In Italy, ragù is a term encompassing all sorts of meat based sauces, from Ragù alla Bolognese to Ragù alla Napoletana to the miriad of recipes used in virtually every home in the peninsula. Please don’t ask me about “gravy or sauce” we don’t know about that, we call it “sugo di carne” meaning meat sauce, or simply “ragù”. Also, we don’t cook it the whole day. Depending on the amount of sauce and heat power of your cooktop, 1 and 1/2 to 3 hours is perfectly adequate.
The quality of the ingredients is essential of course. I use a mixture of finely minced pork-neck and stew beef, may be a sausage, never chicken. Chicken and pasta is quite unsual in Italy.
My ragù is inspired by my mother Sicilian cooking so, in contrast with the Bolognese, it has relatively more tomato than meat. And because we are in Umbria, we like to drizzle a bit our fabulous olive oil on the plated pasta to enhance the flavor of the sauce. I always make a large pot of sauce and freeze it in batches, it provides a great almost instant dinner for weekdays.
- 5 400 g/14-ounce cans Italian plum tomatoes diced or crushed
- 300 gr./ 10 ounces ground pork and beef meat
- 1 onion, 1 carrot, 1 stick of celery all finely minced
- 1 bay leaf
- 1 clove
- 1/2 cup white wine
Soften the onion, clery and carrot in 3 tablespoon olive oil over low heat. Use a covered, shallow, heavy bottom pan. When translucent but not caramelized, increase the heat and add the minced meat stirring quickly until light brown. Deglaze with the wine.
Add the tomatoes with their juices, the bay leaf, the clove and cover . Cook over the lowest possible heat for at least 1 and ½ hours and up to three hours is desirable. Season with salt and black pepper.
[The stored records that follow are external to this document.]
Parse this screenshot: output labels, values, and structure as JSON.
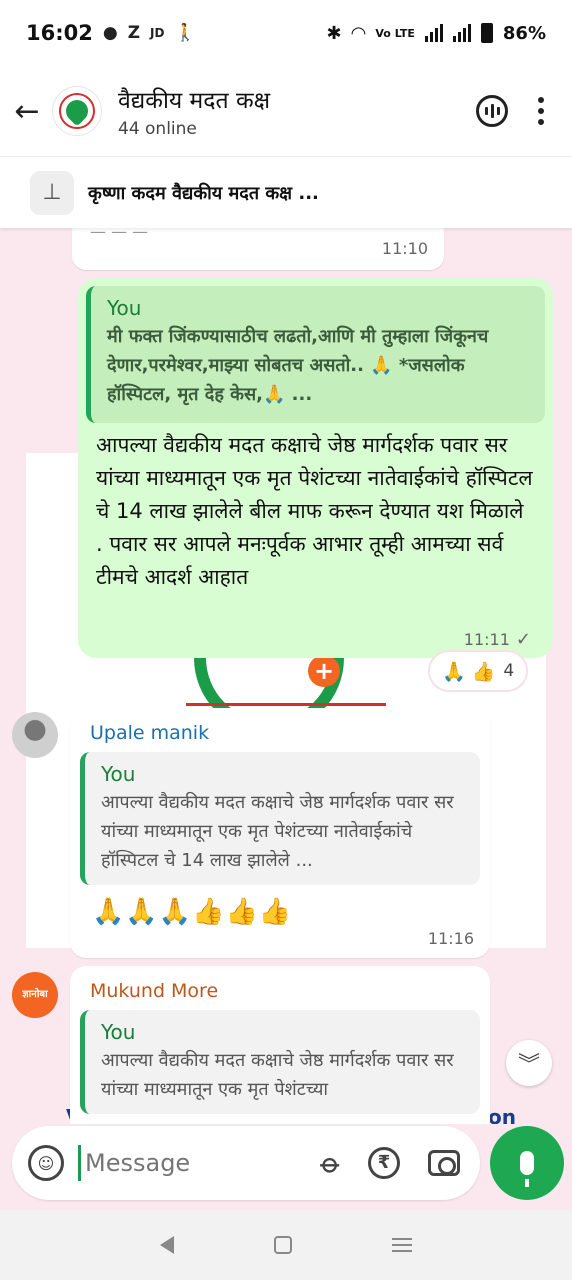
{
  "status_bar": {
    "time": "16:02",
    "apps": [
      "Z",
      "JD"
    ],
    "network": "Vo LTE",
    "battery": "86%"
  },
  "header": {
    "group_name": "वैद्यकीय मदत कक्ष",
    "online": "44 online"
  },
  "pinned": {
    "text": "कृष्णा कदम वैद्यकीय मदत कक्ष ..."
  },
  "messages": {
    "previous": {
      "time": "11:10"
    },
    "outgoing": {
      "quote_name": "You",
      "quote_text": "मी फक्त जिंकण्यासाठीच लढतो,आणि मी तुम्हाला जिंकूनच देणार,परमेश्वर,माझ्या सोबतच असतो.. 🙏 *जसलोक हॉस्पिटल, मृत देह केस,🙏 ...",
      "text": "आपल्या वैद्यकीय मदत कक्षाचे जेष्ठ मार्गदर्शक पवार सर यांच्या माध्यमातून एक मृत पेशंटच्या नातेवाईकांचे हॉस्पिटल चे 14 लाख झालेले बील माफ करून देण्यात यश मिळाले . पवार सर आपले मनःपूर्वक आभार तूम्ही आमच्या सर्व टीमचे आदर्श आहात",
      "time": "11:11",
      "reactions": "🙏 👍",
      "reaction_count": "4"
    },
    "incoming1": {
      "sender": "Upale manik",
      "quote_name": "You",
      "quote_text": "आपल्या वैद्यकीय मदत कक्षाचे जेष्ठ मार्गदर्शक पवार सर यांच्या माध्यमातून एक मृत पेशंटच्या नातेवाईकांचे हॉस्पिटल चे 14 लाख झालेले ...",
      "text": "🙏🙏🙏👍👍👍",
      "time": "11:16"
    },
    "incoming2": {
      "sender": "Mukund More",
      "quote_name": "You",
      "quote_text": "आपल्या वैद्यकीय मदत कक्षाचे जेष्ठ मार्गदर्शक पवार सर यांच्या माध्यमातून एक मृत पेशंटच्या",
      "avatar_text": "ज्ञानोबा"
    }
  },
  "wallpaper": {
    "word_right": "on",
    "word_left": "V"
  },
  "composer": {
    "placeholder": "Message"
  },
  "icons": [
    "back-arrow-icon",
    "voice-chat-icon",
    "more-options-icon",
    "pin-icon",
    "emoji-icon",
    "attach-icon",
    "rupee-icon",
    "camera-icon",
    "mic-icon",
    "scroll-down-icon"
  ]
}
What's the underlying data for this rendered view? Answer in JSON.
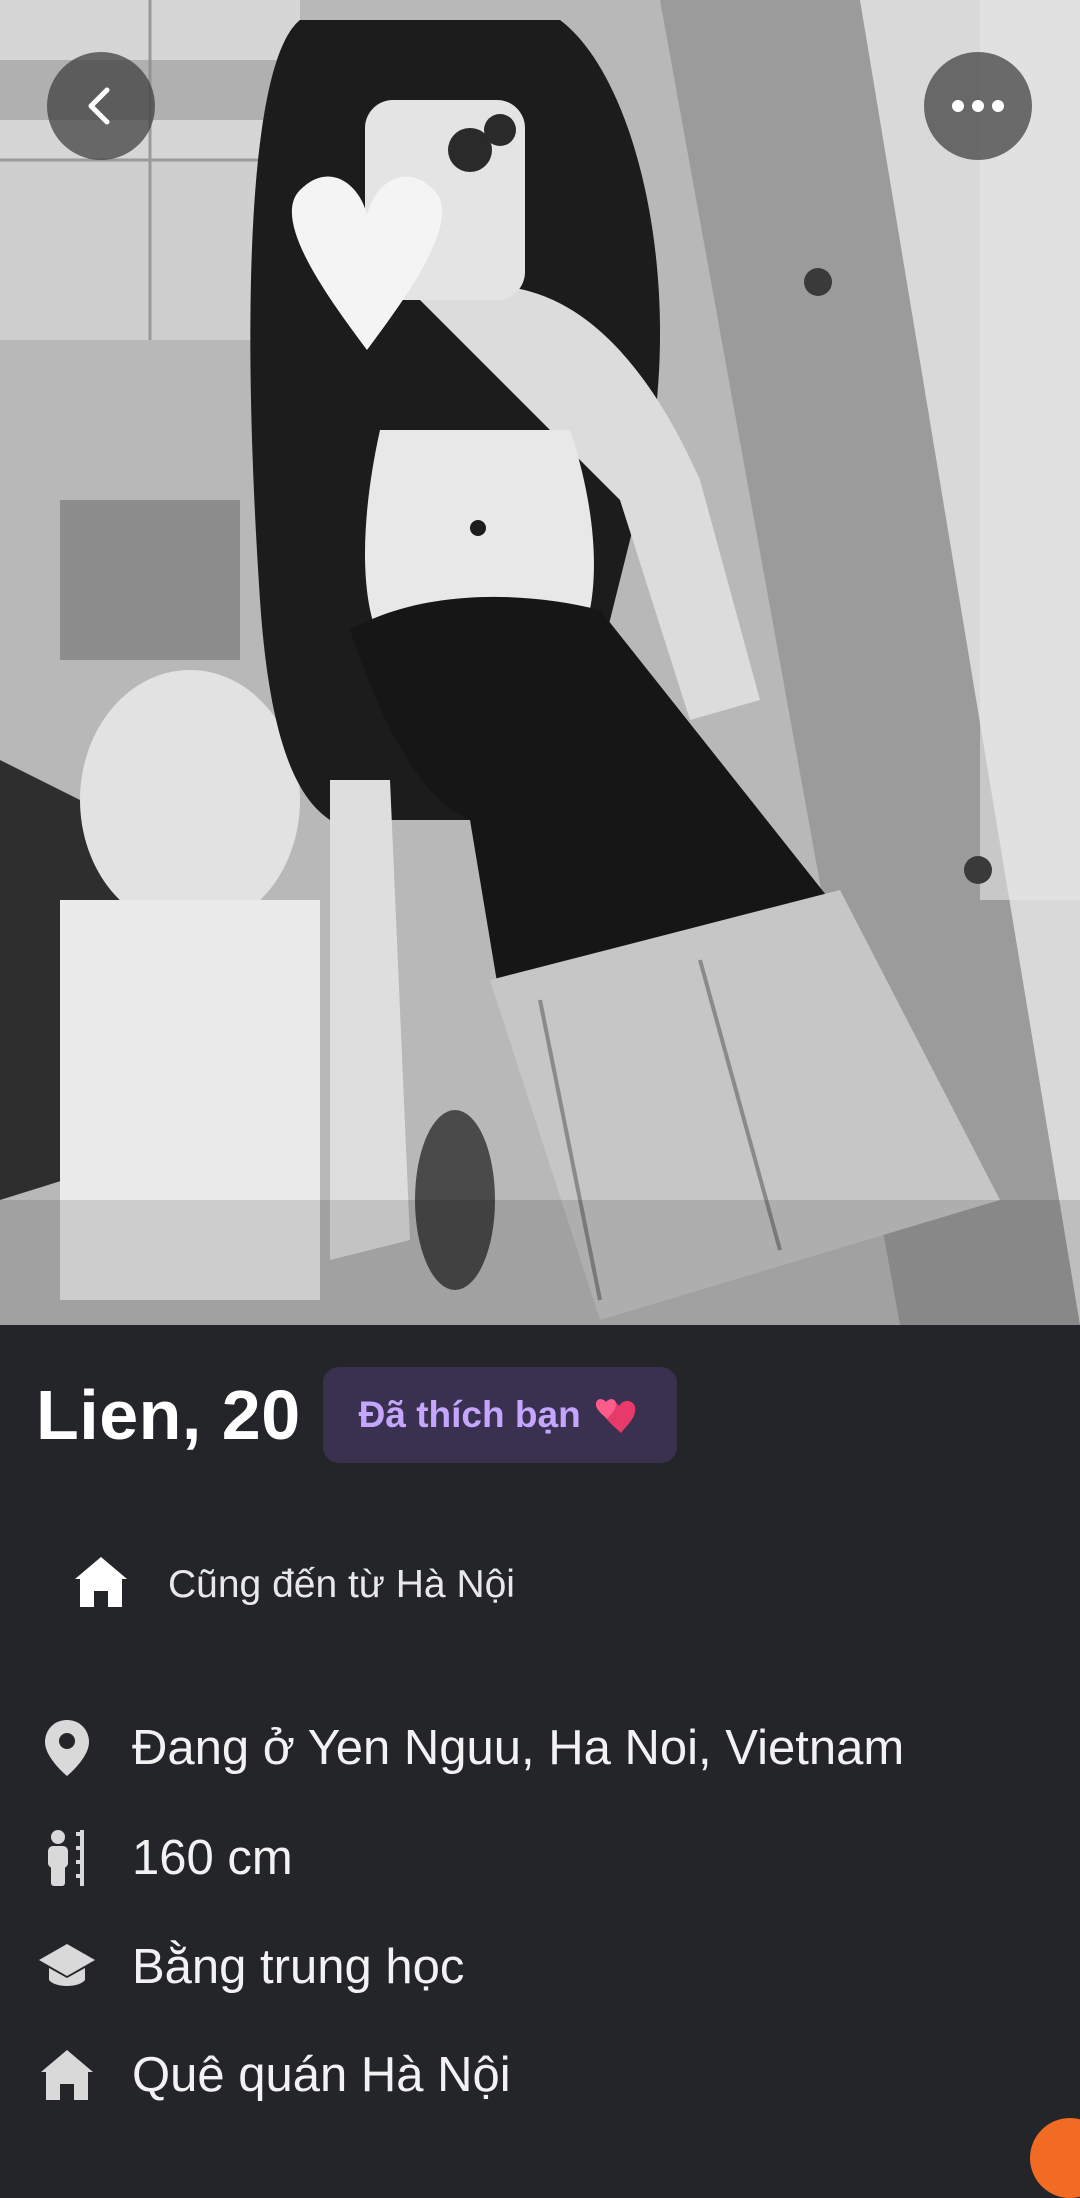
{
  "header": {
    "back_icon": "chevron-left-icon",
    "more_icon": "more-horizontal-icon"
  },
  "profile": {
    "name_age": "Lien, 20",
    "liked_badge": "Đã thích bạn",
    "liked_badge_emoji": "two-hearts-icon",
    "common": {
      "icon": "home-icon",
      "label": "Cũng đến từ Hà Nội"
    },
    "details": [
      {
        "icon": "location-pin-icon",
        "label": "Đang ở Yen Nguu, Ha Noi, Vietnam"
      },
      {
        "icon": "height-icon",
        "label": "160 cm"
      },
      {
        "icon": "education-cap-icon",
        "label": "Bằng trung học"
      },
      {
        "icon": "home-icon",
        "label": "Quê quán Hà Nội"
      }
    ]
  },
  "colors": {
    "background": "#242528",
    "badge_bg": "#3a3150",
    "badge_text": "#c4a6ff",
    "icon_color": "#d9d9d9",
    "accent_orange": "#f26b22"
  }
}
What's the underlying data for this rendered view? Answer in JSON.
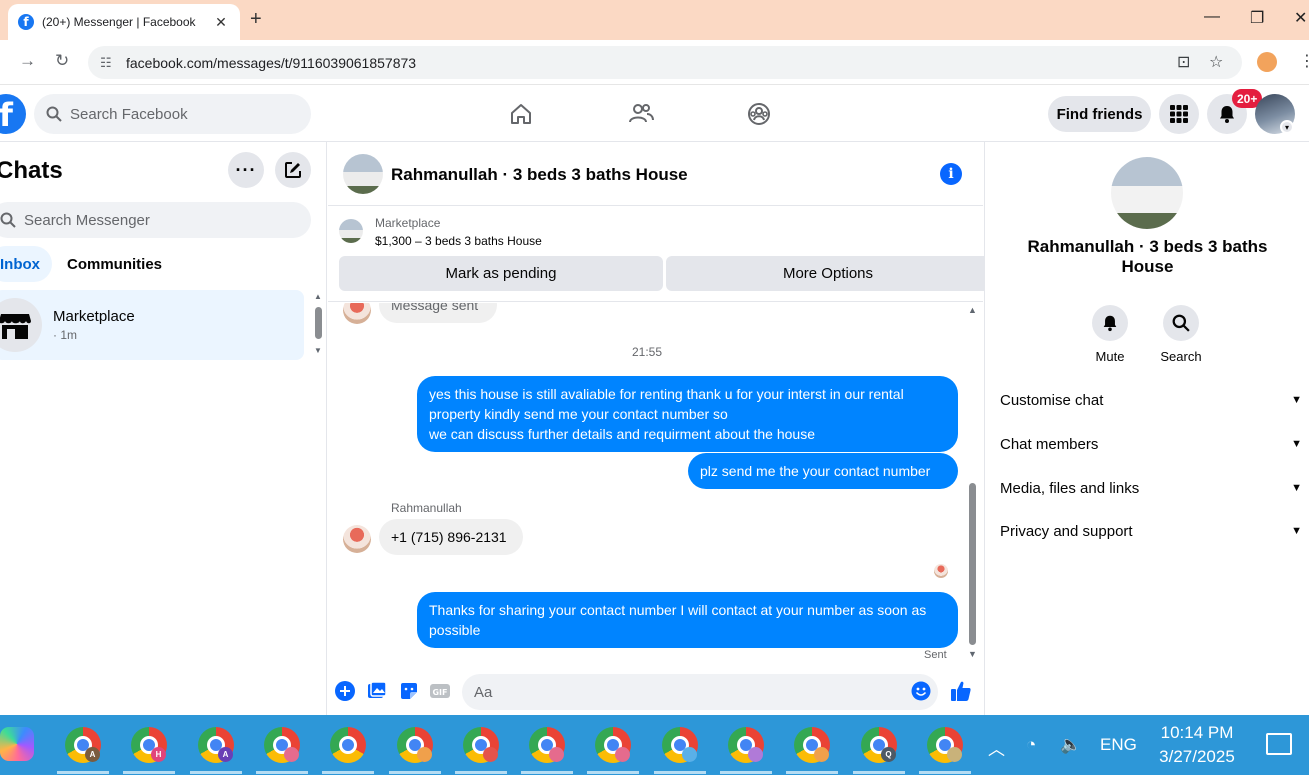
{
  "browser": {
    "tab_title": "(20+) Messenger | Facebook",
    "url": "facebook.com/messages/t/9116039061857873"
  },
  "fb_header": {
    "search_placeholder": "Search Facebook",
    "find_friends_label": "Find friends",
    "notification_badge": "20+"
  },
  "chat_list": {
    "title": "Chats",
    "search_placeholder": "Search Messenger",
    "tabs": [
      {
        "label": "Inbox",
        "active": true
      },
      {
        "label": "Communities",
        "active": false
      }
    ],
    "items": [
      {
        "name": "Marketplace",
        "time": "· 1m"
      }
    ]
  },
  "conversation": {
    "title": "Rahmanullah · 3 beds 3 baths House",
    "marketplace": {
      "label": "Marketplace",
      "item": "$1,300 – 3 beds 3 baths House",
      "button_pending": "Mark as pending",
      "button_more": "More Options"
    },
    "top_bubble_partial": "Message sent",
    "timestamp": "21:55",
    "messages": [
      {
        "from": "me",
        "text": "yes this house is still avaliable for renting thank u for your interst in our rental property kindly send me your contact number so\nwe can discuss further details and requirment about the house"
      },
      {
        "from": "me",
        "text": "plz send me the your contact number"
      },
      {
        "from": "them",
        "sender": "Rahmanullah",
        "text": "+1 (715) 896-2131"
      },
      {
        "from": "me",
        "text": "Thanks for sharing your contact number I will contact at your number as soon as possible"
      }
    ],
    "sent_label": "Sent",
    "composer_placeholder": "Aa"
  },
  "info_panel": {
    "name": "Rahmanullah · 3 beds 3 baths House",
    "actions": [
      {
        "label": "Mute",
        "icon": "bell-icon"
      },
      {
        "label": "Search",
        "icon": "search-icon"
      }
    ],
    "sections": [
      "Customise chat",
      "Chat members",
      "Media, files and links",
      "Privacy and support"
    ]
  },
  "taskbar": {
    "language": "ENG",
    "time": "10:14 PM",
    "date": "3/27/2025",
    "apps": [
      {
        "badge": "A",
        "badge_color": "#7a5c3e"
      },
      {
        "badge": "H",
        "badge_color": "#e0457b"
      },
      {
        "badge": "A",
        "badge_color": "#6a3fb5"
      },
      {
        "badge": "",
        "badge_color": "#e56b8d"
      },
      {
        "badge": "",
        "badge_color": ""
      },
      {
        "badge": "",
        "badge_color": "#f0a04b"
      },
      {
        "badge": "",
        "badge_color": "#e5534b"
      },
      {
        "badge": "",
        "badge_color": "#e56b8d"
      },
      {
        "badge": "",
        "badge_color": "#e56b8d"
      },
      {
        "badge": "",
        "badge_color": "#5ab0e8"
      },
      {
        "badge": "",
        "badge_color": "#b07ad8"
      },
      {
        "badge": "",
        "badge_color": "#f0a04b"
      },
      {
        "badge": "Q",
        "badge_color": "#4d5966"
      },
      {
        "badge": "",
        "badge_color": "#c9b27a"
      }
    ]
  }
}
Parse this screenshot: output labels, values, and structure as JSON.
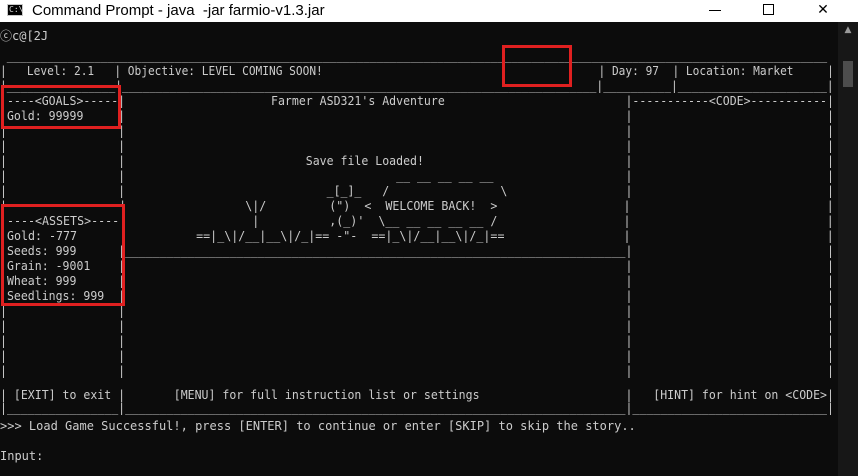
{
  "window": {
    "title": "Command Prompt - java  -jar farmio-v1.3.jar",
    "icon_label": "C:\\",
    "minimize_label": "",
    "maximize_label": "",
    "close_label": "✕",
    "scroll_up_label": "▲"
  },
  "terminal": {
    "lines": [
      "ⓒc@[2J",
      " __________________________________________________________________________________________________________________________ ",
      "|   Level: 2.1   | Objective: LEVEL COMING SOON!                                         | Day: 97  | Location: Market     |",
      "|________________|______________________________________________________________________|__________|______________________|",
      "|----<GOALS>-----|                     Farmer ASD321's Adventure                          |-----------<CODE>-----------|",
      "|Gold: 99999     |                                                                        |                            |",
      "|                |                                                                        |                            |",
      "|                |                                                                        |                            |",
      "|                |                          Save file Loaded!                             |                            |",
      "|                |                                       __ __ __ __ __                   |                            |",
      "|                |                             _[_]_   /                \\                 |                            |",
      "|                |                 \\|/         (\")  <  WELCOME BACK!  >                  |                            |",
      "|----<ASSETS>----|                  |          ,(_)'  \\__ __ __ __ __ /                  |                            |",
      "|Gold: -777      |          ==|_\\|/__|__\\|/_|== -\"-  ==|_\\|/__|__\\|/_|==                 |                            |",
      "|Seeds: 999      |________________________________________________________________________|                            |",
      "|Grain: -9001    |                                                                        |                            |",
      "|Wheat: 999      |                                                                        |                            |",
      "|Seedlings: 999  |                                                                        |                            |",
      "|                |                                                                        |                            |",
      "|                |                                                                        |                            |",
      "|                |                                                                        |                            |",
      "|                |                                                                        |                            |",
      "|                |                                                                        |                            |",
      "| [EXIT] to exit |       [MENU] for full instruction list or settings                     |   [HINT] for hint on <CODE>|",
      "|________________|________________________________________________________________________|____________________________|",
      "",
      ">>> Load Game Successful!, press [ENTER] to continue or enter [SKIP] to skip the story..",
      "",
      "",
      "Input:"
    ]
  }
}
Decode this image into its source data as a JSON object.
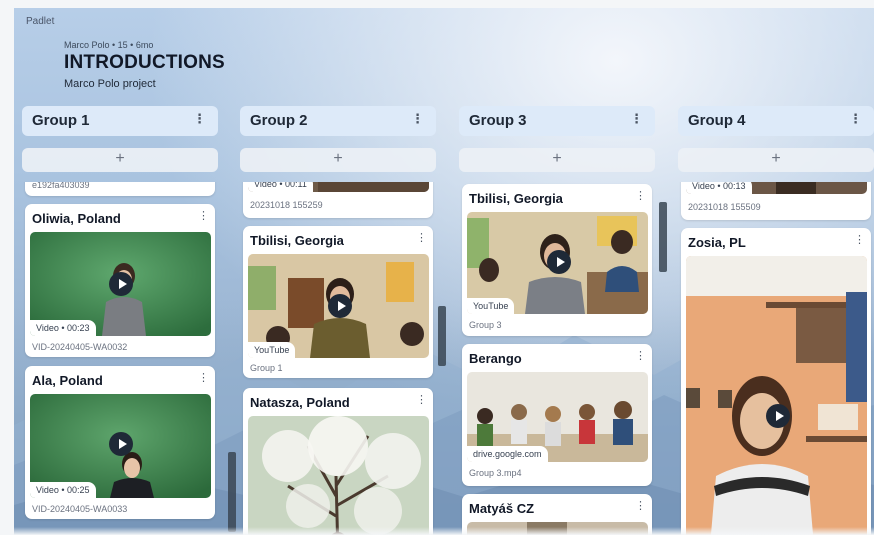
{
  "app": {
    "brand": "Padlet"
  },
  "board": {
    "meta": "Marco Polo • 15 • 6mo",
    "title": "INTRODUCTIONS",
    "subtitle": "Marco Polo project"
  },
  "add_symbol": "+",
  "kebab_symbol": "⋮",
  "columns": [
    {
      "title": "Group 1",
      "cards": [
        {
          "caption": "e192fa403039"
        },
        {
          "title": "Oliwia, Poland",
          "tag": "Video • 00:23",
          "caption": "VID-20240405-WA0032"
        },
        {
          "title": "Ala, Poland",
          "tag": "Video • 00:25",
          "caption": "VID-20240405-WA0033"
        }
      ]
    },
    {
      "title": "Group 2",
      "cards": [
        {
          "tag": "Video • 00:11",
          "caption": "20231018 155259"
        },
        {
          "title": "Tbilisi, Georgia",
          "tag": "YouTube",
          "caption": "Group 1"
        },
        {
          "title": "Natasza, Poland"
        }
      ]
    },
    {
      "title": "Group 3",
      "cards": [
        {
          "title": "Tbilisi, Georgia",
          "tag": "YouTube",
          "caption": "Group 3"
        },
        {
          "title": "Berango",
          "tag": "drive.google.com",
          "caption": "Group 3.mp4"
        },
        {
          "title": "Matyáš CZ"
        }
      ]
    },
    {
      "title": "Group 4",
      "cards": [
        {
          "tag": "Video • 00:13",
          "caption": "20231018 155509"
        },
        {
          "title": "Zosia, PL"
        }
      ]
    }
  ]
}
Serve ragù with pasta like lasagne, cannelloni, ravioli, egg noodles of all sizes and also gnocchi and polenta. Note that the rich flavor and pliable structure of egg based pasta combines much better with ragù than spaghetti, penne and other tubular pasta.